2000s: Vijay Singh (2), Tiger Woods (12), Retief Goosen (2), David Duval, David Toms, Ernie Els, Rich Beem, Mike Weir, Jim Furyk, Ben Curtis, Shun Micheel, Phil Mickelson (3), Todd Hamilton, Michael Campbell, Geoff Oglivy, Zach Johnson, Angel Cabrera (2), Padraig Harrington (3), Trevor Immelman, Lucas Glover, Stewart Cink, Y.E. Yang.
2010-2017: Phil Mickelson (2), Greame McDowell, Louis Oosthuizen, Martin Kaymer (2), Charl Schwarzel, Rory McIlroy (4), Darren Clarke, Keegan Bradley, Bubba Watson (2), Webb Simpson, Ernie Els, Adam Scott, Justin Rose, Jason Dufner, Jordan Spieth (3), Zach Johnson, Jason Day, Danny Willett, Dustin Johnson, Henrik Stenson, Jimmy Walker, Sergio Garcia, Brooks Koepka, Justin Thomas

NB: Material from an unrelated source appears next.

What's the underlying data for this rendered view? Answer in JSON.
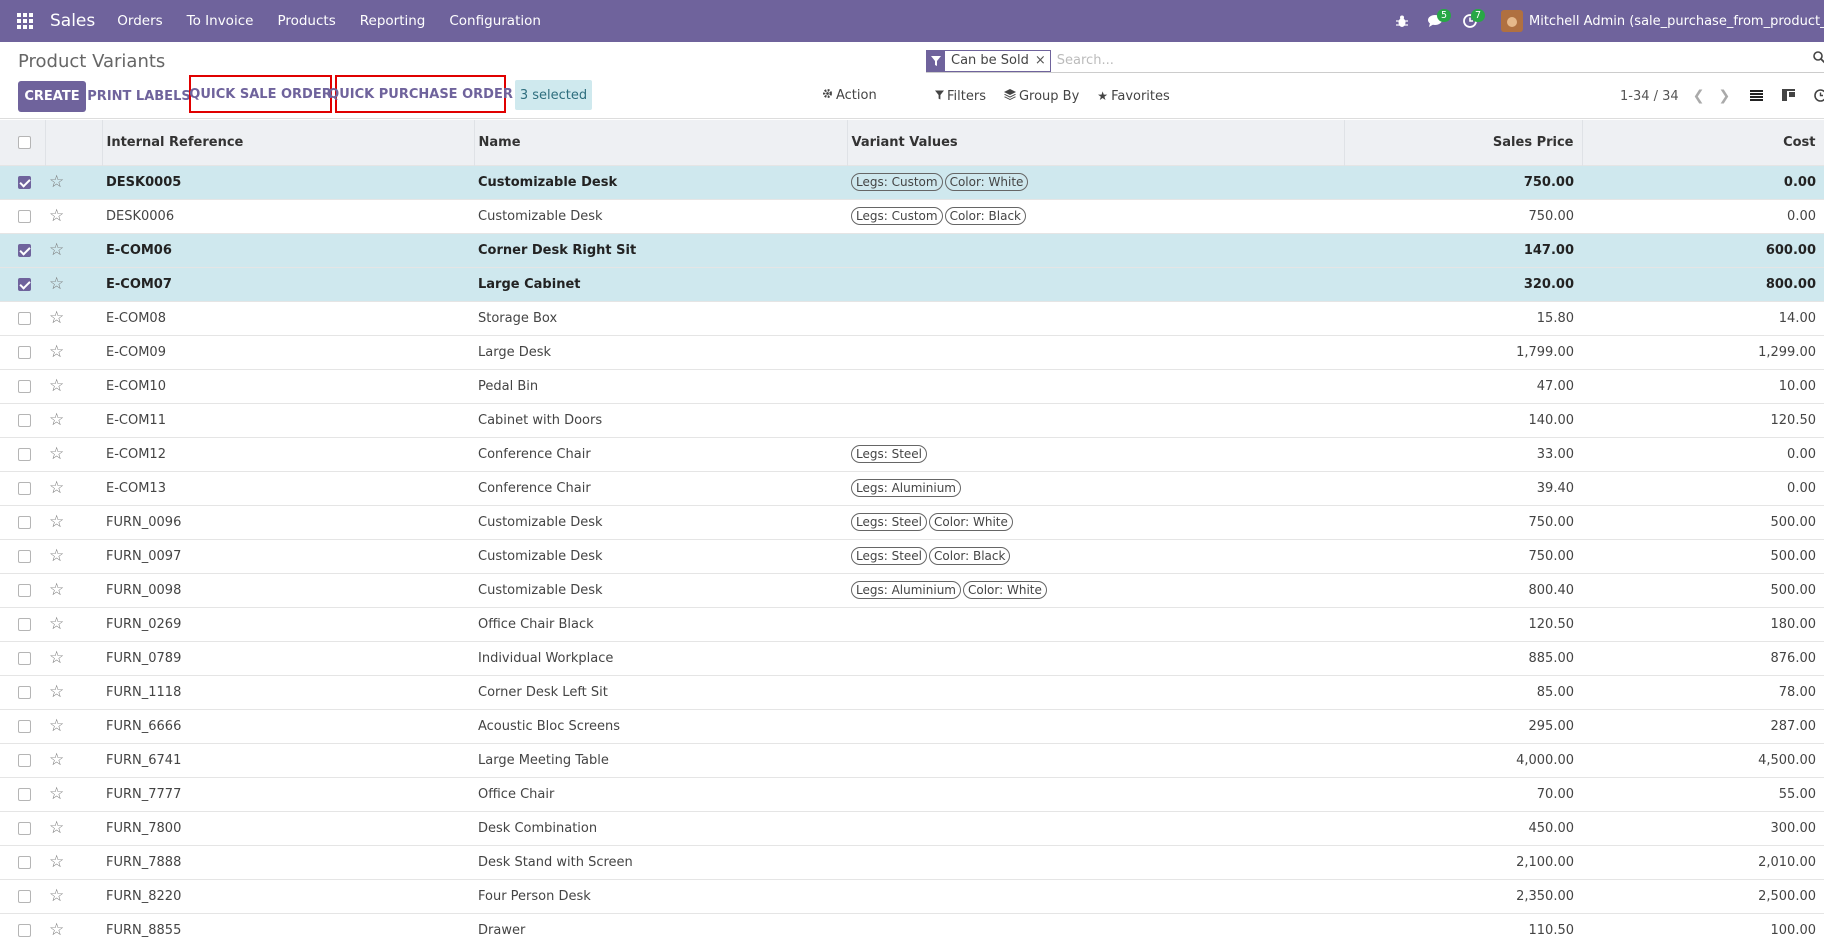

If you look through every major champion of the two eras and there was a little time before Jack Nicklaus on here (actually he was involved in the whole first 4 decades). There were a lot of guys in the first half (1960-89) that we're one and dones didn't have a lot of other wins in their careers... but there were also players in that era who should of won a major or two (Tom Kite comes to mind) or won more majors than they did (Hal Sutton comes to mind), But this era was dominated by Jack until the end of it, where it was dominated in the second half of the era by Ballesteros, Watson, Norman, and Faldo.
The transistion period (1990-94), is when some of the other players broke through, Kite comes to mind here as does Fred Couples and Payne Stewart.

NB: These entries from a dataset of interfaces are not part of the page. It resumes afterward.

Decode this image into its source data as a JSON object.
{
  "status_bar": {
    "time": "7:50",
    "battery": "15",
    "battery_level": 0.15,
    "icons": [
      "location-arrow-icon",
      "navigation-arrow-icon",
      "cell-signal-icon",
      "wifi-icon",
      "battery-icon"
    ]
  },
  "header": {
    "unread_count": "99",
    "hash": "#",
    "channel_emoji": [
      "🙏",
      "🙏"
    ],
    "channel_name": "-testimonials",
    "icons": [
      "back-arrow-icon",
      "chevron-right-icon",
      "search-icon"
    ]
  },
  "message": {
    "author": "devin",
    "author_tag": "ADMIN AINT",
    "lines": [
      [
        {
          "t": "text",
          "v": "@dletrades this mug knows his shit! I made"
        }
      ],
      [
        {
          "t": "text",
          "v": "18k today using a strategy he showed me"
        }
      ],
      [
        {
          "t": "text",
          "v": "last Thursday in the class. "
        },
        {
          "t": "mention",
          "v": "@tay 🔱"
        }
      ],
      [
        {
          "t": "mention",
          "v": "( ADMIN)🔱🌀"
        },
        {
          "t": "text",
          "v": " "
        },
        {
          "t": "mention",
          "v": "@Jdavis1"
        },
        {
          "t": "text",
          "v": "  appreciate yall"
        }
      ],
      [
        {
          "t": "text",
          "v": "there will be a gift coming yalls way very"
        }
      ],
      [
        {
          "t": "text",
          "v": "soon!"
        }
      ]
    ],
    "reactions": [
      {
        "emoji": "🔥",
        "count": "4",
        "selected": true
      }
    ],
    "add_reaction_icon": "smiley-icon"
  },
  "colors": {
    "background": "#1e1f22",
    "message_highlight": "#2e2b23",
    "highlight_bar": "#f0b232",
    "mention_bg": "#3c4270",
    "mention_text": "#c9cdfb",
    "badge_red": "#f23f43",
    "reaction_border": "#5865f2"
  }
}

The next generation, by all means everyone and their mother knows was dominated by Tiger. However look at how many other guys had multiple majors when Tiger was in a "slump". Tiger's era by far has deeper field than Jack's. Jack's era was more broken into sections, where Tiger's is more "halves" if you will. Does it make Tiger's 14 majors more impressive than Jack's 18? Who knows. Have the fields been stronger since Tiger has been around? Yes... The transition period was full of Faldo and Price winning multiple majors, and a lot of guys getting one. Once Tiger showed up, if you won one, you earned it. Why because Tiger raised the bar so high, that the other players knew they had to get better to stand a chance against him, that's why. Did Jack do the same thing? Absolutely. But not nearly as many could get to Jack's level, as there are that could compete with Tiger.

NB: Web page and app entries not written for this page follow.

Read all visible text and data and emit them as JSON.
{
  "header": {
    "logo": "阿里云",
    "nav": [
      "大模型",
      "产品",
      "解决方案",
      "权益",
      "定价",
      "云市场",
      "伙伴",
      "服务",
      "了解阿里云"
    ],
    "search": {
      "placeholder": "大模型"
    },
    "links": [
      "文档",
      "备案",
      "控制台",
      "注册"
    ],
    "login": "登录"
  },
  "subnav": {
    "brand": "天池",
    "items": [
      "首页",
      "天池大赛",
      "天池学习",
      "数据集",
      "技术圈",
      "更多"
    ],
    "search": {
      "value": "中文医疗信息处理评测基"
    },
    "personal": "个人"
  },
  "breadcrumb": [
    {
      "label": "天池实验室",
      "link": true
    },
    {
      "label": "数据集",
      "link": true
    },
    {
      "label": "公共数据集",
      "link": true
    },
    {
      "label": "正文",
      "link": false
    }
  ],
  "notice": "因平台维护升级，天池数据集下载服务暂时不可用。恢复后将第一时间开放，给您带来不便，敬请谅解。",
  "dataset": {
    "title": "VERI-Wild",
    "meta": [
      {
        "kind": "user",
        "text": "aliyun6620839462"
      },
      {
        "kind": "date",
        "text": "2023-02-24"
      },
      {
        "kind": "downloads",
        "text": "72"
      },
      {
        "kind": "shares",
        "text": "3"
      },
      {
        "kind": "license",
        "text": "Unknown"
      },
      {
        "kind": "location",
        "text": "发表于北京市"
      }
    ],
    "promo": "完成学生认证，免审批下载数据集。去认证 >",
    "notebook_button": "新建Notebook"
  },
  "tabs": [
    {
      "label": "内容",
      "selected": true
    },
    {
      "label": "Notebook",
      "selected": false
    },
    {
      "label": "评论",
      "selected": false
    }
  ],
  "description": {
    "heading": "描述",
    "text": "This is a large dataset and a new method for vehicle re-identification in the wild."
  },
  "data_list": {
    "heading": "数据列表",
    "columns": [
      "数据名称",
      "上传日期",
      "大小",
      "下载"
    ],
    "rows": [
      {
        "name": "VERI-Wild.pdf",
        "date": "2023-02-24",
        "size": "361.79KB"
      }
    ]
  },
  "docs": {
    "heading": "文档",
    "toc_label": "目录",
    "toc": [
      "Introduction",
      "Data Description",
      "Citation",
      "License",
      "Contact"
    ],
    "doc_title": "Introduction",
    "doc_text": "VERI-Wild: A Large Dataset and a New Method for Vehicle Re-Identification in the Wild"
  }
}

We even play skins by flight in club stroke tournaments as a side pot. if you have the single lowest score on any hole among the players in your flight, you get a percentage of the total money in the pot, based on the total number of skins in the flight. Say your 2 on the 7th hole is the only 2 on that hole in your flight, that gets you a share. If there are only 3 other skins out for the other 17 holes, each player gets 25% of the pot.
In a single group, you basically match scores for skins, but with carryovers, it's a bit off from straight match play, since you can win skins from 4 or 5 tied holes by winning a single hole. You can't win 4 or 5 holes by winning a single hole in match play. Since we usually have other side bets going as well, the stroke score still counts.